The 'acontextual' occasions are precious learning ground. When there is no crisis, when no problem is evident, when the ground is relatively pleasant, enormous learning opportunities are present. This is the time the code of right behaviour with each other can be exercised and spoken about. This is the time when 'what is' can be gazed at for an understanding.


Discussing put-downs or bullying when a problem surfaces is one thing, but it is quite another when all is well. When all is well the discussion can be around a question such as, 'Is respect for all at all a workable thing?' Engaging and thinking about such a question in a non-threatening and non-coercive ambience brings to light our own felt experience.
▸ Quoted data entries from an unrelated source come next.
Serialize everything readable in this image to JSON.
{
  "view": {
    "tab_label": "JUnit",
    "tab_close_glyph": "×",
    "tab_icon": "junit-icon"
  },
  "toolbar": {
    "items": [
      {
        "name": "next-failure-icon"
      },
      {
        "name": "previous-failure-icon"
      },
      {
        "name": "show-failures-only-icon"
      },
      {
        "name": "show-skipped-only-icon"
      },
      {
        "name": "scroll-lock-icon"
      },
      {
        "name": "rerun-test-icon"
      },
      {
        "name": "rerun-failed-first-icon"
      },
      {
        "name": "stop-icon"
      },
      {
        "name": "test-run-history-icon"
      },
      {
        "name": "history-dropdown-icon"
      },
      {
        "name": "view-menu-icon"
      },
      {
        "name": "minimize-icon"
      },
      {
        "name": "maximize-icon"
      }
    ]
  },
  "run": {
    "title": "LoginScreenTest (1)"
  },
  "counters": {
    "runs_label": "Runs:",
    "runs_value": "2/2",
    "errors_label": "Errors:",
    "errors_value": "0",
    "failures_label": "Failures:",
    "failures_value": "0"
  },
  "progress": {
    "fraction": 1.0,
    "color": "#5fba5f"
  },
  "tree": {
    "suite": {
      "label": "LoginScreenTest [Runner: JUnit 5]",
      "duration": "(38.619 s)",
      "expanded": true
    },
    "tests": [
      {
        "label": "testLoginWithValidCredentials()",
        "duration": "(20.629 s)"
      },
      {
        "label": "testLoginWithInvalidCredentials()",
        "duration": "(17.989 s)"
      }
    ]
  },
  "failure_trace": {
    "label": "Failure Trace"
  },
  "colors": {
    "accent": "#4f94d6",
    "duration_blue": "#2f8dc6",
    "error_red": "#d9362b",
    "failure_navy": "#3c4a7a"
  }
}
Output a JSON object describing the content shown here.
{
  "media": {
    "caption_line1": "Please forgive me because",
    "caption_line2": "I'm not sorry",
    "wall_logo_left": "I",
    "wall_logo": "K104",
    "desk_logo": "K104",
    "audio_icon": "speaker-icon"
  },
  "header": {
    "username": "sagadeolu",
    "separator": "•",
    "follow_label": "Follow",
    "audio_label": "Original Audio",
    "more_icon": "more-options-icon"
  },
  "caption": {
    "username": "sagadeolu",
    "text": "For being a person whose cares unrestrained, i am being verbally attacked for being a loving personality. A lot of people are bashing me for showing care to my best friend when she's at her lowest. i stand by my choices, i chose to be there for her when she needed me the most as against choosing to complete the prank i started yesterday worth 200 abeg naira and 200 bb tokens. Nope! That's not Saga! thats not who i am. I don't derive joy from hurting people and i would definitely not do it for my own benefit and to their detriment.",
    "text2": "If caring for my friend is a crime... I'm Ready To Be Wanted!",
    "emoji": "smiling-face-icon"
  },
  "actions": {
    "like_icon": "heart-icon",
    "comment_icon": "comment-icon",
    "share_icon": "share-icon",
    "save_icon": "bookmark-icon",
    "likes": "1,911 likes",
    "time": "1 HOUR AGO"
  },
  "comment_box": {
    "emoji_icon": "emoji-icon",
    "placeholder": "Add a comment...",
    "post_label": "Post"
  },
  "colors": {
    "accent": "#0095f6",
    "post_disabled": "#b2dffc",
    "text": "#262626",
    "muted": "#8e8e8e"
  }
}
And K's words 'understanding what is transforms what is' can be a guide. Resolutions such as 'I must control myself when angry' are to be treated as mere starting points. In such conversations, one encounters the voice impatient with mere talk and it urges one to do something. To listen to this too, without contempt or sense of superiority, is a humbling experience.

In another Open House, almost 15 years ago, a student answered the dilemma of conversation: 'At worst one may get bored, at best one may learn something! I think we should go on with Open Houses.'

In most classes students have a seat that is fixed—the privilege of being near a window or under a fan is claimed by a few and that is that. Some are consigned to the back benches and others, equally helplessly, to the front rows. This is the time when it is possible to breathe the notion that as equals we can sit randomly, and randomization can be done by anyone, also a student. Changing places each week is a liberating exercise. It challenges our notions of comfort. The less the students are embedded in small groups, the better they are equipped for life, where hidden opportunities will surface. Randomization permits an opportunity to interact with people one would never interact with otherwise. There is a social and ethical message—that each is worthy of attention and respect.

Again, acontextual conversations, not those born of a problem or a situation, permit one to look at things without compulsions and grasp the fabric of life as a multiplicity of experiences. One may be able to see that the positions one takes shift, and one could well be the other. This is possibly the best preparation for living with responsibility and depth.

One of the tough questions that surfaces often is, 'Whose ethics?' Looking beyond mere constructs such as democracy, would it be right to say that ethical conduct requires respect not just for a humane law and its manifestations, but respect for human beings beyond status, power and money? Ethical conduct requires underpinnings that go beyond the normative rules to guide one's actions. Following rules can be a matter of training. This may serve a purpose. Surely right conduct requires an awareness of the inner dialogue that weighs the situations in our lives, searching for appropriate responses. This dialogue is what connects us to life around, to society, and creates the world around. Thus, when K says 'you arethe world and the world is you' he refers to the close connection between the individualand society, the seamless nature of the inner dialogue with the outward manifestations.

When we see life in a polished setting, we are tempted, seduced, not to look beyond. One encounters the assertion,'Why should the ethical conduct of another be my concern? Why, in looking at another, should I reflect on myself?' K seems to suggest that this is an opportunity to bear witness to the society we have created. Such looking, gazing,without judging or dismissing or agreeing, is an act of compassion and there is not much of this left with adults. The innocence of our children and the sharp gaze of our youth is our best hope. Most adults seem to have given up.

Mirza Ghalib

The story that is yours, and mine ...
is the talk of the town and the streets
Tell me not of the evils of taverns, Oh
We all go there; you go there, and so
do I ...

[Mirza Ghalib]

Editors' Note: This is the gist of a talk given in March 2011 at the Krishnamurti workshop in Delhi University